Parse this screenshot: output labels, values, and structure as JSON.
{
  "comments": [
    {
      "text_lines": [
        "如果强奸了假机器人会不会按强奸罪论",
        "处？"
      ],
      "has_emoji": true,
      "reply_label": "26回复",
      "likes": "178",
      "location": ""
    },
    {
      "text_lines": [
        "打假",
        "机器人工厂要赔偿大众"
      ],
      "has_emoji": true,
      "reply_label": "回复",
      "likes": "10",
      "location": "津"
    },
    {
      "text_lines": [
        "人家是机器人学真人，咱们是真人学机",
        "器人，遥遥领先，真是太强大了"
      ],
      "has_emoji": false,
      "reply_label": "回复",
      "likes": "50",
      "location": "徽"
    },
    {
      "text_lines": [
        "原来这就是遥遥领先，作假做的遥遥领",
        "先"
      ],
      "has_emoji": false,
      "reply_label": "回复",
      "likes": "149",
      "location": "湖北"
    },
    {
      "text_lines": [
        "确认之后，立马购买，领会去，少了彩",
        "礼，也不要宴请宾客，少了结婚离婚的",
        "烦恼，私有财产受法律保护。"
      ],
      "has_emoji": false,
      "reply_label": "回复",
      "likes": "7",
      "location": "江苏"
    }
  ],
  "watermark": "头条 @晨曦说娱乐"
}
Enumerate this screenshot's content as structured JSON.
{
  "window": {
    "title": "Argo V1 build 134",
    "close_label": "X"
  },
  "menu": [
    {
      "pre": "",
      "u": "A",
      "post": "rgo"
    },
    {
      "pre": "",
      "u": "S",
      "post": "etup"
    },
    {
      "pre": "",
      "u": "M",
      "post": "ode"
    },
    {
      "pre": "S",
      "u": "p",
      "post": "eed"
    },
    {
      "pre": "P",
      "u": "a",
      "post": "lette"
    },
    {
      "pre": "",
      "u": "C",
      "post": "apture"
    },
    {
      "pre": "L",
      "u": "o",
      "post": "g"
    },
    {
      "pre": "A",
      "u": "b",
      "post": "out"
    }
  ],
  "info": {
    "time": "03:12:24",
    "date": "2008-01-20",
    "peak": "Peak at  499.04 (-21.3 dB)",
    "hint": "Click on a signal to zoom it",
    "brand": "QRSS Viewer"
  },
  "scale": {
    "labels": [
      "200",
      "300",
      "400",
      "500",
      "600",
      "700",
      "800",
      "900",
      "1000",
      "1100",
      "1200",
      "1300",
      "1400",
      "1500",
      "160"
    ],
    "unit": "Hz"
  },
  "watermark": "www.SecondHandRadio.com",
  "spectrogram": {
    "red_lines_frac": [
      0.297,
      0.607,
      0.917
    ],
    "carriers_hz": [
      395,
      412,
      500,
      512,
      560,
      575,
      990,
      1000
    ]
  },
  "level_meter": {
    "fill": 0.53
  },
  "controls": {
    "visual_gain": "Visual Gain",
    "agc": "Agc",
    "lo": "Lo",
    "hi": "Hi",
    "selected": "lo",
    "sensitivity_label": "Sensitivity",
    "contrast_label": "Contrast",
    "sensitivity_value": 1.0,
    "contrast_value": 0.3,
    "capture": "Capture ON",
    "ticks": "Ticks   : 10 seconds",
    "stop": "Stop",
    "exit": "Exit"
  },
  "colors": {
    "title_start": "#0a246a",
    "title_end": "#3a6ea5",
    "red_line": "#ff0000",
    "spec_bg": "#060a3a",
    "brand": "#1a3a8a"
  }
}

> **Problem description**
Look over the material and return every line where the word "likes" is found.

> **Output of the exercise**
      "likes": "178",
      "likes": "10",
      "likes": "50",
      "likes": "149",
      "likes": "7",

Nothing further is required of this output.